He was born in what was then Rhodesia and his father was a commander in Nkomo’s liberation army fighting the government of Smith. At that time Payne was a schoolboy and even though he aged as the fight went on his father would not let him join those in the bush as he wanted him to finish his education.
Upon the collapse of the Smith white government and majority rule, things looked to be on the up for Payne and his family. Mugabe was elected and Nkomo remained at that point in alliance with Mugabe. However, things soon became more complicated leading directly to Payne becoming a refugee.
Payne’s father was one day to travel across country for some purpose I can no longer remember on a train. However, he became sick the day before going and had to appoint a lieutenant as his replacement. On the journey the train was stopped by Mugabe loyalists and the carriage the lieutenant was now in was sprayed with machine gun fire killing the lieutenant and his family. Payne’s family by some direct or circuitous route then ended up living in London devoid of their previous possessions but freshly issued with the often sought after passport.
Before I had met Payne at college where he studying computer science at degree level he had attended South Bank Polytechnic where he had had to depart his chemistry degree after an incident where a laboratory was destroyed in an explosion.
Payne now works as a lecturer in computer science at some college in London and we remain in touch by Facebook. Or rather a collection of the latest reports on the travails or triumphs of Tottenham Hotspurs appears on my Facebook account via Payne’s. Payne has always been a Spurs fan.
Payne was my predecessor as president of the Student’s Union at PNL back in the days of Revolutionary Communist Party student union play and glossy Living Marxism magazines along with the enigmatic and talented organiser Claire Foster (Fox). Payne though was a member of the Labour Party in Britain and one of the founder member of the National Union of Overseas Students in the UK and as such viewed with suspicion by the left-wing that were strong, although not as strong as in my term, in PNL politics, and the culmination in events at a college occupation in Kentish Town that resulted in allegations of violence against a group of mostly female students and bans left scars that weren’t going to be healed.
Payne was also one of the group of us living in the Trowbridge Estate tower blocks in either squats or student housing before the eventual demolition of them all and replacement with new low-rise housing.
Life after presidency at PNL was not usually a normal one for anyone and Payne got caught in the cycle of unemployment that typified those days of Thatcher’s surplus workforce theories to undermine union power and improve competitiveness of British corporations by reducing wages.

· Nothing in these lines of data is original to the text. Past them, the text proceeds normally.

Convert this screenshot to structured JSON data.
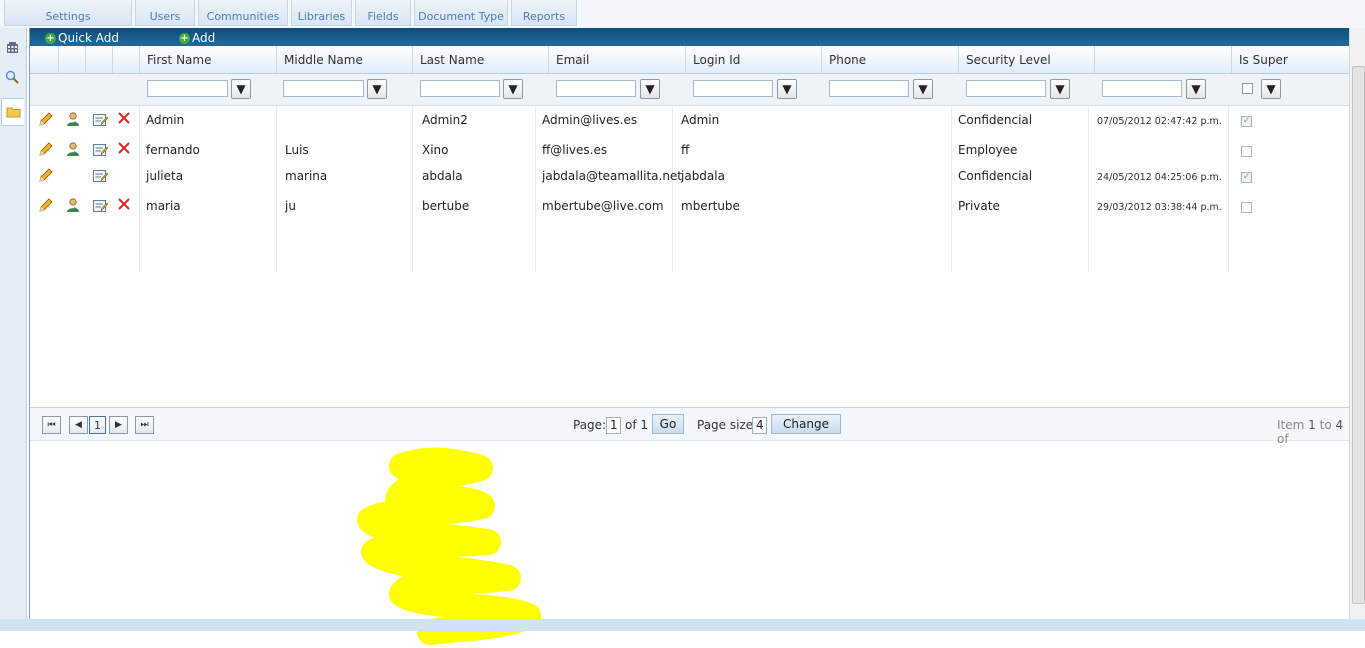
{
  "tabs": [
    "Settings",
    "Users",
    "Communities",
    "Libraries",
    "Fields",
    "Document Type",
    "Reports"
  ],
  "side_icons": [
    "grid-icon",
    "search-icon",
    "folder-icon"
  ],
  "commands": {
    "quick_add": "Quick Add",
    "add": "Add"
  },
  "columns": [
    "First Name",
    "Middle Name",
    "Last Name",
    "Email",
    "Login Id",
    "Phone",
    "Security Level",
    "",
    "Is Super"
  ],
  "rows": [
    {
      "first": "Admin",
      "middle": "",
      "last": "Admin2",
      "email": "Admin@lives.es",
      "login": "Admin",
      "phone": "",
      "security": "Confidencial",
      "date": "07/05/2012 02:47:42 p.m.",
      "is_super": true,
      "has_user_icon": true,
      "has_delete": true
    },
    {
      "first": "fernando",
      "middle": "Luis",
      "last": "Xino",
      "email": "ff@lives.es",
      "login": "ff",
      "phone": "",
      "security": "Employee",
      "date": "",
      "is_super": false,
      "has_user_icon": true,
      "has_delete": true
    },
    {
      "first": "julieta",
      "middle": "marina",
      "last": "abdala",
      "email": "jabdala@teamallita.net",
      "login": "jabdala",
      "phone": "",
      "security": "Confidencial",
      "date": "24/05/2012 04:25:06 p.m.",
      "is_super": true,
      "has_user_icon": false,
      "has_delete": false
    },
    {
      "first": "maria",
      "middle": "ju",
      "last": "bertube",
      "email": "mbertube@live.com",
      "login": "mbertube",
      "phone": "",
      "security": "Private",
      "date": "29/03/2012 03:38:44 p.m.",
      "is_super": false,
      "has_user_icon": true,
      "has_delete": true
    }
  ],
  "pager": {
    "current_page_button": "1",
    "page_label": "Page:",
    "page_value": "1",
    "of_label": "of 1",
    "go_label": "Go",
    "page_size_label": "Page size:",
    "page_size_value": "4",
    "change_label": "Change",
    "item_prefix": "Item",
    "item_from": "1",
    "item_to_word": "to",
    "item_to": "4",
    "item_of": "of"
  },
  "colors": {
    "command_bar": "#0d4d7a",
    "tab_text": "#4a7db4",
    "highlight": "#ffff00",
    "delete_icon": "#e0201b"
  }
}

A few year son having experienced the brutal reality of this myself for 6 months, I took Payne out to the George in Hackney for a night out. It was for many reasons memorable but one of the last times I saw Payne.
Now I sit at work looking through an old personal hanging file that contains the transcripts for my degree that Payne sent to me complete with a short letter that ended ” well G, I have to sign off now, I am not good at writing long letters, hear from you soon.” and I wonder how we lost touch, or how our only contact is now a one way deluge of reports on a football club, but a deluge I know I will never cut off.